Moving over to the petrol options, the range kickstarts with a 148bhp 1.5-litre petrol engine, which is offered with manual or automatic transmissions, as well as a versatile 2.0-litre turbocharged unit. This larger engine is only paired to DSG automatic transmissions and is available in powerful outputs of 187bhp or 268bhp – the latter being all-wheel-drive only. The 268bhp engine is the most powerful in the line-up – reaching 0-60mph in just 5.4 seconds and reaching a claimed top speed of 155mph.

We also can’t forget about the new plug-in hybrid, which sees a 1.4-litre petrol engine mated to an electric motor to produce a combined 215bhp, while also being able to travel for 35 miles just on electricity. CO2 emissions are as low as 35g/km, too.

What trim levels are offered?

S – from £24,365 (hatch)/£25,645 (estate)

Standard kit includes 16-inch alloy wheels, LED headlights, cruise control and air-conditioning. It also features an eight-inch touchscreen with Apple CarPlay and Android Auto, as well as keyless start and autonomous emergency braking.

SE – from £24,475 (hatch)/£25,755 (estate)

Make the jump to SE and it adds 17-inch alloy wheels, an auto-dimming rear-view mirror, dual-zone climate control and manual lumbar support. It also features plenty of additional safety kit – including adaptive cruise control, a driver fatigue sensor and parking sensors.

SE L – from £27,725 (hatch)/£29,005 (estate)

The popular SE L gains 18-inch alloy wheels, full adaptive Matrix LED headlights and dynamic indicators. Other luxurious touches include leather upholstery, heated front seats, an electric driver’s seats and an electric boot. It also features keyless entry, satellite navigation, blind spot monitoring and an in-built Wi-Fi hot spot.

See Available Superb deals

SportLine Plus – from £32,860 (hatch)/£34,140 (estate)

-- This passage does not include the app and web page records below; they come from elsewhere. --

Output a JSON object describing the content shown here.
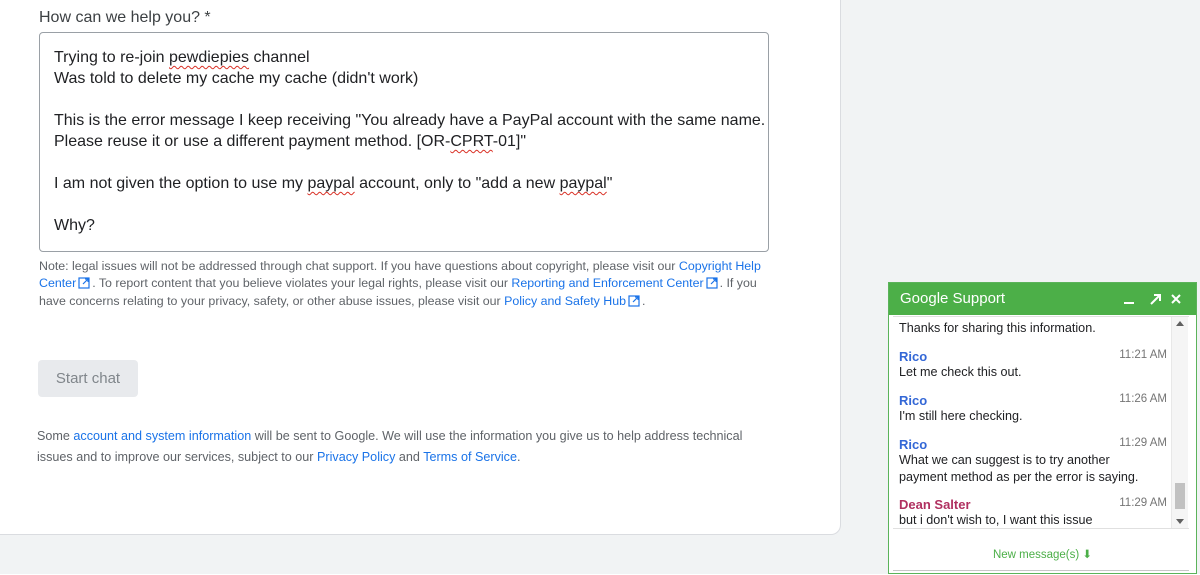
{
  "form": {
    "label": "How can we help you? *",
    "message_lines": [
      {
        "segments": [
          {
            "text": "Trying to re-join "
          },
          {
            "text": "pewdiepies",
            "spell": true
          },
          {
            "text": " channel"
          }
        ]
      },
      {
        "segments": [
          {
            "text": "Was told to delete my cache my cache (didn't work)"
          }
        ]
      },
      {
        "segments": []
      },
      {
        "segments": [
          {
            "text": "This is the error message I keep receiving \"You already have a PayPal account with the same name."
          }
        ]
      },
      {
        "segments": [
          {
            "text": "Please reuse it or use a different payment method. [OR-"
          },
          {
            "text": "CPRT",
            "spell": true
          },
          {
            "text": "-01]\""
          }
        ]
      },
      {
        "segments": []
      },
      {
        "segments": [
          {
            "text": "I am not given the option to use my "
          },
          {
            "text": "paypal",
            "spell": true
          },
          {
            "text": " account, only to \"add a new "
          },
          {
            "text": "paypal",
            "spell": true
          },
          {
            "text": "\""
          }
        ]
      },
      {
        "segments": []
      },
      {
        "segments": [
          {
            "text": "Why?"
          }
        ]
      }
    ]
  },
  "note": {
    "t1": "Note: legal issues will not be addressed through chat support. If you have questions about copyright, please visit our ",
    "link1": "Copyright Help Center",
    "t2": ". To report content that you believe violates your legal rights, please visit our ",
    "link2": "Reporting and Enforcement Center",
    "t3": ". If you have concerns relating to your privacy, safety, or other abuse issues, please visit our ",
    "link3": "Policy and Safety Hub",
    "t4": "."
  },
  "start_chat_label": "Start chat",
  "info": {
    "t1": "Some ",
    "link1": "account and system information",
    "t2": " will be sent to Google. We will use the information you give us to help address technical issues and to improve our services, subject to our ",
    "link2": "Privacy Policy",
    "t3": " and ",
    "link3": "Terms of Service",
    "t4": "."
  },
  "chat": {
    "title": "Google Support",
    "intro": "Thanks for sharing this information.",
    "messages": [
      {
        "sender": "Rico",
        "time": "11:21 AM",
        "text": "Let me check this out.",
        "agent": true
      },
      {
        "sender": "Rico",
        "time": "11:26 AM",
        "text": "I'm still here checking.",
        "agent": true
      },
      {
        "sender": "Rico",
        "time": "11:29 AM",
        "text": "What we can suggest is to try another payment method as per the error is saying.",
        "agent": true
      },
      {
        "sender": "Dean Salter",
        "time": "11:29 AM",
        "text": "but i don't wish to, I want this issue resolved...",
        "agent": false
      }
    ],
    "new_messages": "New message(s) ⬇",
    "colors": {
      "header": "#4caf48",
      "agent": "#3367d6",
      "user": "#b03060"
    }
  },
  "icons": {
    "external": "external-link-icon",
    "minimize": "minimize-icon",
    "popout": "popout-icon",
    "close": "close-icon"
  }
}
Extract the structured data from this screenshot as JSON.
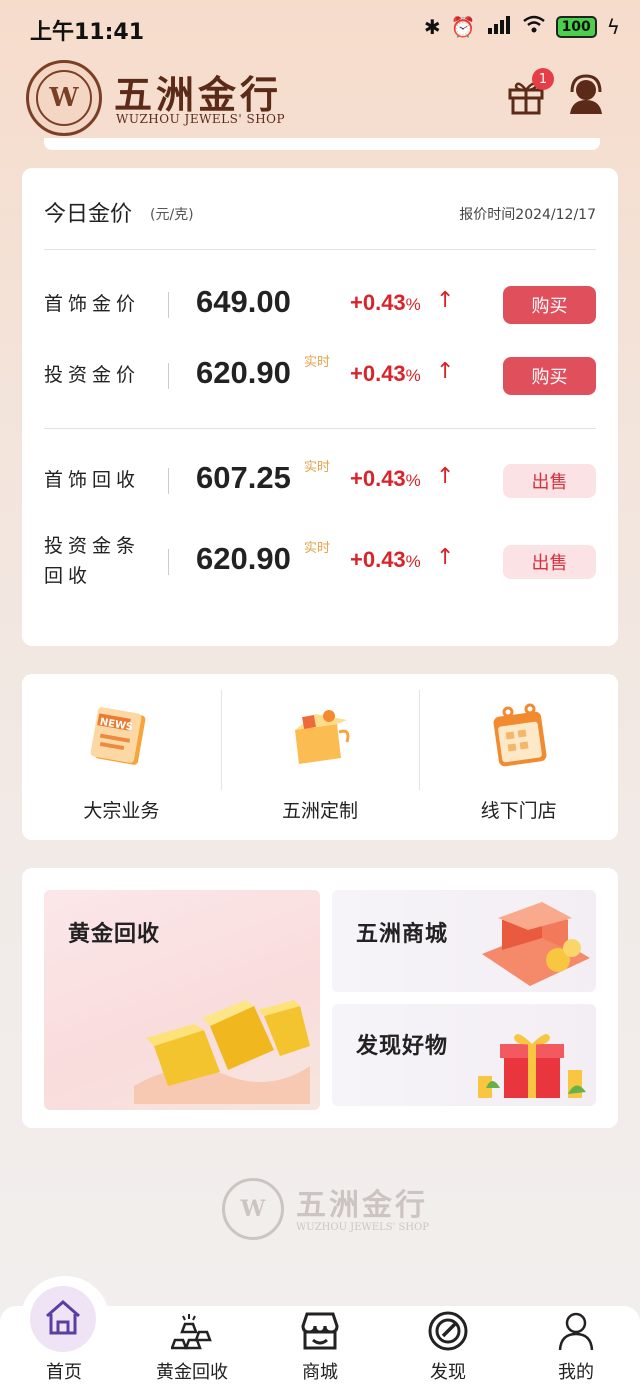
{
  "status_bar": {
    "time": "上午11:41",
    "battery": "100"
  },
  "header": {
    "logo_cn": "五洲金行",
    "logo_en": "WUZHOU JEWELS' SHOP",
    "gift_badge": "1"
  },
  "price_card": {
    "title": "今日金价",
    "unit": "(元/克)",
    "quote_time": "报价时间2024/12/17",
    "rows": [
      {
        "label": "首饰金价",
        "price": "649.00",
        "tag": "",
        "change": "+0.43",
        "pct": "%",
        "action": "购买",
        "action_type": "buy"
      },
      {
        "label": "投资金价",
        "price": "620.90",
        "tag": "实时",
        "change": "+0.43",
        "pct": "%",
        "action": "购买",
        "action_type": "buy"
      },
      {
        "label": "首饰回收",
        "price": "607.25",
        "tag": "实时",
        "change": "+0.43",
        "pct": "%",
        "action": "出售",
        "action_type": "sell"
      },
      {
        "label": "投资金条 回收",
        "price": "620.90",
        "tag": "实时",
        "change": "+0.43",
        "pct": "%",
        "action": "出售",
        "action_type": "sell"
      }
    ]
  },
  "services": [
    {
      "label": "大宗业务",
      "icon": "news-scroll-icon"
    },
    {
      "label": "五洲定制",
      "icon": "gift-box-icon"
    },
    {
      "label": "线下门店",
      "icon": "calendar-icon"
    }
  ],
  "features": {
    "big": {
      "title": "黄金回收"
    },
    "small": [
      {
        "title": "五洲商城"
      },
      {
        "title": "发现好物"
      }
    ]
  },
  "footer": {
    "logo_cn": "五洲金行",
    "logo_en": "WUZHOU JEWELS' SHOP"
  },
  "nav": [
    {
      "label": "首页",
      "icon": "home-icon",
      "active": true
    },
    {
      "label": "黄金回收",
      "icon": "gold-bars-icon",
      "active": false
    },
    {
      "label": "商城",
      "icon": "shop-icon",
      "active": false
    },
    {
      "label": "发现",
      "icon": "discover-icon",
      "active": false
    },
    {
      "label": "我的",
      "icon": "user-icon",
      "active": false
    }
  ],
  "colors": {
    "accent_red": "#d8232a",
    "buy_button": "#e0505c",
    "sell_button_bg": "#fbe3e5",
    "brand_brown": "#5b2a18"
  }
}
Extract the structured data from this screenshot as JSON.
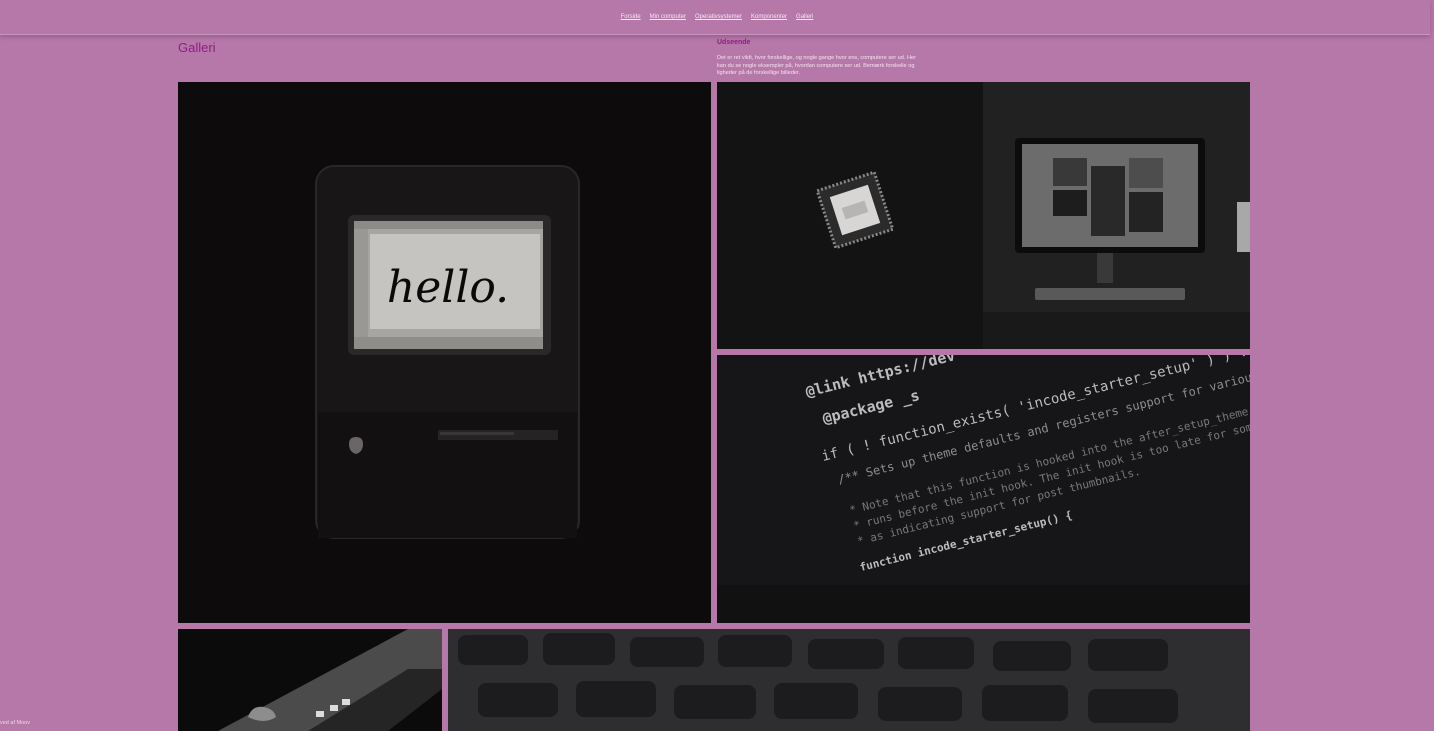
{
  "nav": {
    "items": [
      {
        "label": "Forside"
      },
      {
        "label": "Min computer"
      },
      {
        "label": "Operativsystemer"
      },
      {
        "label": "Komponenter"
      },
      {
        "label": "Galleri"
      }
    ]
  },
  "gallery": {
    "title": "Galleri"
  },
  "sidebar": {
    "heading": "Udseende",
    "text": "Det er ret vildt, hvor forskellige, og nogle gange hvor ens, computere ser ud. Her kan du se nogle eksempler på, hvordan computere ser ud. Bemærk forskelle og ligheder på de forskellige billeder."
  },
  "photos": {
    "mac_screen_text": "hello.",
    "code_lines": [
      "@link https://dev",
      "@package _s",
      "if ( ! function_exists( 'incode_starter_setup' ) ) :",
      "/** Sets up theme defaults and registers support for various WordPress",
      "* Note that this function is hooked into the after_setup_theme hook",
      "* runs before the init hook. The init hook is too late for some",
      "* as indicating support for post thumbnails.",
      "function incode_starter_setup() {"
    ]
  },
  "footer": {
    "note": "ved af Moov"
  }
}
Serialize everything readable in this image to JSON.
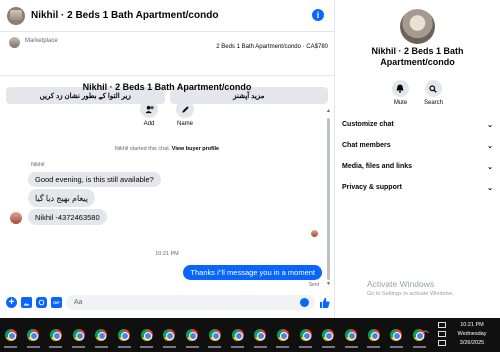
{
  "header": {
    "title": "Nikhil · 2 Beds 1 Bath Apartment/condo"
  },
  "marketplace": {
    "label": "Marketplace",
    "listing": "2 Beds 1 Bath Apartment/condo · CA$780",
    "quick_replies": [
      "زیر التوا کے بطور نشان زد کریں",
      "مزید آپشنز"
    ]
  },
  "intro": {
    "title": "Nikhil · 2 Beds 1 Bath Apartment/condo",
    "actions": [
      {
        "label": "Add",
        "icon": "add-person-icon"
      },
      {
        "label": "Name",
        "icon": "pencil-icon"
      }
    ],
    "note_prefix": "Nikhil started this chat.",
    "note_link": "View buyer profile"
  },
  "messages": {
    "sender": "Nikhil",
    "incoming": [
      "Good evening, is this still available?",
      "پیغام بھیج دیا گیا",
      "Nikhil -4372463580"
    ],
    "time_separator": "10:21 PM",
    "outgoing": "Thanks i''ll message you in a moment",
    "status": "Sent"
  },
  "composer": {
    "placeholder": "Aa"
  },
  "details": {
    "title": "Nikhil · 2 Beds 1 Bath Apartment/condo",
    "actions": [
      {
        "label": "Mute",
        "icon": "bell-icon"
      },
      {
        "label": "Search",
        "icon": "search-icon"
      }
    ],
    "menu": [
      "Customize chat",
      "Chat members",
      "Media, files and links",
      "Privacy & support"
    ]
  },
  "watermark": {
    "title": "Activate Windows",
    "subtitle": "Go to Settings to activate Windows."
  },
  "taskbar": {
    "app_count": 19,
    "clock_time": "10:21 PM",
    "clock_day": "Wednesday",
    "clock_date": "3/26/2025"
  },
  "colors": {
    "accent": "#0866ff",
    "bubble_in": "#e4e6eb",
    "taskbar": "#101010"
  }
}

In addition to SE L, this sporty-looking version adds 19-inch alloy wheels, a gloss black styling kit, Alcantara sports seats, a black headlining and LED interior lighting. You also get a larger 9.2-inch touchscreen with a 3D satellite navigation and selectable drive modes.

Laurin & Klement – from £35,410 (hatch)/£36,690 (estate)

This flagship version loses out on some of the sportiness in favour of luxury – featuring classy 18-inch alloy wheels, perforated ventilated leather seats, heated rear seats and an electric passenger seat. Other features include a heated steering wheel, a reversing camera, a Canton sound system, lane-keep assist and park assist. It certainly doesn’t leave you wanting.

What about personalisation?

Given this is a popular fleet model, the Superb isn’t available with a great number of options, with the standard colour palette not being particularly inspiring. Blue Energy is the no-cost colour option, with dark browns, greys and dark blues making up the metallic finishes. More expensive trims get better colours – the Laurin & Klement featuring Velvet Red, while the SportLine Plus can be had in stylish Race Blue or luminous Dragon Green metallic.

Various alloy wheels are also available – ranging up to 19 inches – while an interesting rough road package can be chosen, too – raising the suspension by 15mm. In terms of more conventional options, buyers can choose a massaging driver’s seat for £155, along with a panoramic sunroof for £1,180. Traffic sign recognition could also be a worthy option at £90, too.

Plenty of accessories can also be added, too – including roof racks, roof boxes and bumper protection – the latter being ideal if you have dogs to prevent scratches and small marks.

Latest Guides

Join the newsletter

Get the latest news, reviews and guides every week. Update your preferences at any time.